Your assignment:
Return the exact lines spanning from the line with "Decode this image" through the last line of the entries, boundaries included, and no others.

Items listed in a dataset:
_ _ _ _

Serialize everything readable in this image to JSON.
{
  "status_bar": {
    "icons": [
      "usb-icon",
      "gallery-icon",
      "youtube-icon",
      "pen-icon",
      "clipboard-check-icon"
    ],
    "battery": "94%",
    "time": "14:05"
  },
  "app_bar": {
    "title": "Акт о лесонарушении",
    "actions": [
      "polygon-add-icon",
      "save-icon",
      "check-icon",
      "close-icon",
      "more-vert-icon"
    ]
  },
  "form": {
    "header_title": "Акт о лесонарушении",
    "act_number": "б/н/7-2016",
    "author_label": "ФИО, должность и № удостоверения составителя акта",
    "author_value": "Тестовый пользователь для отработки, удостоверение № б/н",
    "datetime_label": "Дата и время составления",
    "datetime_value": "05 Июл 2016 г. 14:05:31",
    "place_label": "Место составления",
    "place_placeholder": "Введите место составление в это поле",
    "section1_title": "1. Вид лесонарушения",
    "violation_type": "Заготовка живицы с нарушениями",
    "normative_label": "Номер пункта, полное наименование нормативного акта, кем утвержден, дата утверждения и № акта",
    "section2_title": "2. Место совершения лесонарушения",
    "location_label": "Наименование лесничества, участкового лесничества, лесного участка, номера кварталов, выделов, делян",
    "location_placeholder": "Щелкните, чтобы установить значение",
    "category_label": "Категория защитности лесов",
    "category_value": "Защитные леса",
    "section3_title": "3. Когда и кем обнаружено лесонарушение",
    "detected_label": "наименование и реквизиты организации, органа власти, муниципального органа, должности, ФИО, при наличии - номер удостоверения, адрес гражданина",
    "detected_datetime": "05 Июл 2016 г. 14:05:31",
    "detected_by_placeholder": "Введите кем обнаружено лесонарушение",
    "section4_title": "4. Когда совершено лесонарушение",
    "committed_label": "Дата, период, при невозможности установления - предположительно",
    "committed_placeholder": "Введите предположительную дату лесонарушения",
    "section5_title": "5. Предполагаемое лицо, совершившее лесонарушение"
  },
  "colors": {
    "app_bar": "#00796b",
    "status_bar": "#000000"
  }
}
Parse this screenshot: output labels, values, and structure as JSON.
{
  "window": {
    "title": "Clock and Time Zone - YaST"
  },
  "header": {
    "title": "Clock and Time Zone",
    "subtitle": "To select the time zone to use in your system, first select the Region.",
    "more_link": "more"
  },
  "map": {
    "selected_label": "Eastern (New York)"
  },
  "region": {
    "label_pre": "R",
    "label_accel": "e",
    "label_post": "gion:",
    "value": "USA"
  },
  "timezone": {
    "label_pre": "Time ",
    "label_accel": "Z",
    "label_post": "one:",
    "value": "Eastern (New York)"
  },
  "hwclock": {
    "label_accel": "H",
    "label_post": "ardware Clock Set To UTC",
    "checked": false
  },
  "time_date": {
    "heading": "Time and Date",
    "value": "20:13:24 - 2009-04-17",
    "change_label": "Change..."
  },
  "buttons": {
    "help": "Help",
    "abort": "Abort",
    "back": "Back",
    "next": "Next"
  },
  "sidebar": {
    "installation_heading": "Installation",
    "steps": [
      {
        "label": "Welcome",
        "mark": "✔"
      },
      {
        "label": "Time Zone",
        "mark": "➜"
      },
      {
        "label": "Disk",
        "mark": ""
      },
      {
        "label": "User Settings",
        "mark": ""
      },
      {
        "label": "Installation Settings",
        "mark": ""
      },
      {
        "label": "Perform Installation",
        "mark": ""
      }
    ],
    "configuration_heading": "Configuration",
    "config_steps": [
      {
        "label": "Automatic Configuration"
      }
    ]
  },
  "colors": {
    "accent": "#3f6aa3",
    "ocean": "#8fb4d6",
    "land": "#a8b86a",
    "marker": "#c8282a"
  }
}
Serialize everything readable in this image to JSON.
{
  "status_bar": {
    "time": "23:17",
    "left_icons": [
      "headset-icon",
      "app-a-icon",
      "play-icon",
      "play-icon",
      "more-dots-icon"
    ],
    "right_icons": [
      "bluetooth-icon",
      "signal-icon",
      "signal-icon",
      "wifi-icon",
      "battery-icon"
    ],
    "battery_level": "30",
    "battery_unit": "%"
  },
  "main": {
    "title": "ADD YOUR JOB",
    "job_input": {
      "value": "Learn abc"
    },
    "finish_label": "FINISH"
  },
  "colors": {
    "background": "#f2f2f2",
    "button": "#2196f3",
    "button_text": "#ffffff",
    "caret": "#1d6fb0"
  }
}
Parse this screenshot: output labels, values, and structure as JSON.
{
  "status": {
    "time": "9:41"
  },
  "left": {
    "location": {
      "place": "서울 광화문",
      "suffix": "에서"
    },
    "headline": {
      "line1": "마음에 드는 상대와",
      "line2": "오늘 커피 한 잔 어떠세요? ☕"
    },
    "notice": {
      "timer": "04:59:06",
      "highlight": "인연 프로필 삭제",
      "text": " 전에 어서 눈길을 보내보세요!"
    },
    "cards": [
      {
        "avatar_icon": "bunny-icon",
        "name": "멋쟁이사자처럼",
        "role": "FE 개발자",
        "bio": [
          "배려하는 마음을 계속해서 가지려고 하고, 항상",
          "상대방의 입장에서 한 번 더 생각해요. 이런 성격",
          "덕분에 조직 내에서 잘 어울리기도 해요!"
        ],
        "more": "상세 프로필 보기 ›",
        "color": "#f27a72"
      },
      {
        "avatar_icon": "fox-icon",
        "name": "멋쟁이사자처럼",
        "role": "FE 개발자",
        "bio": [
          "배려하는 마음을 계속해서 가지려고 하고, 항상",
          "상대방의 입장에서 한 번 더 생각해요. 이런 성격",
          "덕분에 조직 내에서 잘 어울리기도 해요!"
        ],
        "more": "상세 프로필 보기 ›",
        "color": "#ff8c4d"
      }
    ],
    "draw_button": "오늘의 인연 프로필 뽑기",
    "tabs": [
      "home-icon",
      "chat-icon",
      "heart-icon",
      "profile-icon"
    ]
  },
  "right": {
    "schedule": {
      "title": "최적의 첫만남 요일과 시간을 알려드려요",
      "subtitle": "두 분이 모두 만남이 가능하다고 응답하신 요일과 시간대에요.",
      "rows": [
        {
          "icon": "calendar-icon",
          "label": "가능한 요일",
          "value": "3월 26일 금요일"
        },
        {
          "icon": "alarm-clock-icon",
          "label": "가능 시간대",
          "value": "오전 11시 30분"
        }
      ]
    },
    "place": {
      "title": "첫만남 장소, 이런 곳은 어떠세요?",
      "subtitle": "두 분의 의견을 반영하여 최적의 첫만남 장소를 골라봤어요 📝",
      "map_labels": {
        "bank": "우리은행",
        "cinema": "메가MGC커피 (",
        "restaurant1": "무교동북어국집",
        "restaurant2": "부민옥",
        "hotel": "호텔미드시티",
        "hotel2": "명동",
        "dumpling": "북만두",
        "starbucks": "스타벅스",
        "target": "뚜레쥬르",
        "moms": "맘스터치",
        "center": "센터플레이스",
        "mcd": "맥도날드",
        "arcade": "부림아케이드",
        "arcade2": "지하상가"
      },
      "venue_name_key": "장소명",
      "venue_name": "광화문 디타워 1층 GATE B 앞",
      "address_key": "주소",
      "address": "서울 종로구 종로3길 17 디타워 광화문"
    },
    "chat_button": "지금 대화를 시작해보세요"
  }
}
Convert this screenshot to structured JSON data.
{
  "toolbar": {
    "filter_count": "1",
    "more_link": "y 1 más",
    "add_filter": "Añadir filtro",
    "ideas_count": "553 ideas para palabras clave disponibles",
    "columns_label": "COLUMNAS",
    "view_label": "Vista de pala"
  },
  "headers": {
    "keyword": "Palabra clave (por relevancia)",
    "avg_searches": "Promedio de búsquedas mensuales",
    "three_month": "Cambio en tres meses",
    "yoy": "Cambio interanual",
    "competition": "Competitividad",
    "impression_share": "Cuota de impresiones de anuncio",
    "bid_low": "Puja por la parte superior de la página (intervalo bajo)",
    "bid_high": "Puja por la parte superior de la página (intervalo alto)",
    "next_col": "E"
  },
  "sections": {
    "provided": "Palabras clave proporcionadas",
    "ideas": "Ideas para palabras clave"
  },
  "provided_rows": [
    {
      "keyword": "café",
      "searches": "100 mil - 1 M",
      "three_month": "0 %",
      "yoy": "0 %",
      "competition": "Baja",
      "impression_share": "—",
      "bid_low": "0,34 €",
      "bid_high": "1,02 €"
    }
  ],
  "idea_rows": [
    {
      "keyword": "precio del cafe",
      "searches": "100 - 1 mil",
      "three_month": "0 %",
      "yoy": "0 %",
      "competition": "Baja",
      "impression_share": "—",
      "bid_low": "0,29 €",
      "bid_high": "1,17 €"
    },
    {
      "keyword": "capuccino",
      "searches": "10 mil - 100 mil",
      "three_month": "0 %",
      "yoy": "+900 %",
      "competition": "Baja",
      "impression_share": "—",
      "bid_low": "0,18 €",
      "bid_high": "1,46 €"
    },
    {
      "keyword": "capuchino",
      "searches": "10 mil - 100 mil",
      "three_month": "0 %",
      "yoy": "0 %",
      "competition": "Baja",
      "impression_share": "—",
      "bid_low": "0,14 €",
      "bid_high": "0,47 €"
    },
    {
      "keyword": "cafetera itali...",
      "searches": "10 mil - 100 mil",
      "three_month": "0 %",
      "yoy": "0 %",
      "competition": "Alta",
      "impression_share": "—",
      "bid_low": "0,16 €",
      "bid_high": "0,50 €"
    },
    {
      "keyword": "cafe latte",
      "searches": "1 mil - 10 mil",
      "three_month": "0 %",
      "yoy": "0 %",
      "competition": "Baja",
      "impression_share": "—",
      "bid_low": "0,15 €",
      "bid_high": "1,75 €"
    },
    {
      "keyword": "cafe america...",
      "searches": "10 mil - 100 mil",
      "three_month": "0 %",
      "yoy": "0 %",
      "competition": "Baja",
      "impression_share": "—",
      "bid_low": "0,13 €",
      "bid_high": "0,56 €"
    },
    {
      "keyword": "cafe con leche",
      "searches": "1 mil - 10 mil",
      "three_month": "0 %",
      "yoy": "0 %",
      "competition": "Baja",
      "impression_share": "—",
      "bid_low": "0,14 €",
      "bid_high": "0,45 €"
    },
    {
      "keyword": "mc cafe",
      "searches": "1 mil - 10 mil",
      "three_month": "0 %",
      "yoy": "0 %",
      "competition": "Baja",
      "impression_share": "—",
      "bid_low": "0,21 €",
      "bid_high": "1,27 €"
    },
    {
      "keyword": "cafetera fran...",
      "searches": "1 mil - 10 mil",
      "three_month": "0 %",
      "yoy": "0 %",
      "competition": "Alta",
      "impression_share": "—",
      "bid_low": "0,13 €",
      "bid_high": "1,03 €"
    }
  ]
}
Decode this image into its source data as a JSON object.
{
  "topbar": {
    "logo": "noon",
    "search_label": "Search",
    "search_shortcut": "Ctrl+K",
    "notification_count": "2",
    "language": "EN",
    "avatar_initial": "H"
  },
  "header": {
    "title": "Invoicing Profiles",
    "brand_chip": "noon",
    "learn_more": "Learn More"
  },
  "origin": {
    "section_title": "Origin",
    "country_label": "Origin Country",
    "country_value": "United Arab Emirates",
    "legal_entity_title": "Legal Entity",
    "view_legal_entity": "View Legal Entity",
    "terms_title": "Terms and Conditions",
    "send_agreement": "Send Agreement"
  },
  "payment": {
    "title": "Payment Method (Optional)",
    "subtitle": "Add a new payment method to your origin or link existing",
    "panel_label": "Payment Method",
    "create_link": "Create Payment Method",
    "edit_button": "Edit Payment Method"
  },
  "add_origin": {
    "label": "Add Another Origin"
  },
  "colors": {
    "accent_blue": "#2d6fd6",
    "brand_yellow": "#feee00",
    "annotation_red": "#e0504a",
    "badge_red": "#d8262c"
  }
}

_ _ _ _

Reply to the exercise:
Decode this image into its source data as a JSON object.
{
  "topbar": {
    "logo": "noon",
    "search_label": "Search",
    "search_shortcut": "Ctrl+K",
    "notification_count": "2",
    "language": "EN",
    "avatar_initial": "H"
  },
  "header": {
    "title": "Invoicing Profiles",
    "brand_chip": "noon",
    "learn_more": "Learn More"
  },
  "origin": {
    "section_title": "Origin",
    "country_label": "Origin Country",
    "country_value": "United Arab Emirates",
    "legal_entity_title": "Legal Entity",
    "view_legal_entity": "View Legal Entity",
    "terms_title": "Terms and Conditions",
    "send_agreement": "Send Agreement"
  },
  "payment": {
    "title": "Payment Method (Optional)",
    "subtitle": "Add a new payment method to your origin or link existing",
    "panel_label": "Payment Method",
    "create_link": "Create Payment Method",
    "edit_button": "Edit Payment Method"
  },
  "add_origin": {
    "label": "Add Another Origin"
  },
  "colors": {
    "accent_blue": "#2d6fd6",
    "brand_yellow": "#feee00",
    "annotation_red": "#e0504a",
    "badge_red": "#d8262c"
  }
}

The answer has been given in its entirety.